§ **What you will do**: Print the entries exactly as given.

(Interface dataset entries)
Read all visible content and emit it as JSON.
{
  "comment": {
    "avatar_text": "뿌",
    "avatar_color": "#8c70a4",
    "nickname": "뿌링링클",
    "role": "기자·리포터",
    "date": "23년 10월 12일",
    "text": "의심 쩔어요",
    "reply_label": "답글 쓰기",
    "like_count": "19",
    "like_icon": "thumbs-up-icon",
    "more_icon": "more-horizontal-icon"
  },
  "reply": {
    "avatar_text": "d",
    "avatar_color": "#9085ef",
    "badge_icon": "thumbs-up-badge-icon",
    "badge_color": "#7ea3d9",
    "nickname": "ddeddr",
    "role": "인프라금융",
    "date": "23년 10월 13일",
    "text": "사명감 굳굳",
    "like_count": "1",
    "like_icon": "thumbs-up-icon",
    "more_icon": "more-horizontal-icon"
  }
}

§ **Result of the task**:
Read all visible content and emit it as JSON.
{
  "comment": {
    "avatar_text": "뿌",
    "avatar_color": "#8c70a4",
    "nickname": "뿌링링클",
    "role": "기자·리포터",
    "date": "23년 10월 12일",
    "text": "의심 쩔어요",
    "reply_label": "답글 쓰기",
    "like_count": "19",
    "like_icon": "thumbs-up-icon",
    "more_icon": "more-horizontal-icon"
  },
  "reply": {
    "avatar_text": "d",
    "avatar_color": "#9085ef",
    "badge_icon": "thumbs-up-badge-icon",
    "badge_color": "#7ea3d9",
    "nickname": "ddeddr",
    "role": "인프라금융",
    "date": "23년 10월 13일",
    "text": "사명감 굳굳",
    "like_count": "1",
    "like_icon": "thumbs-up-icon",
    "more_icon": "more-horizontal-icon"
  }
}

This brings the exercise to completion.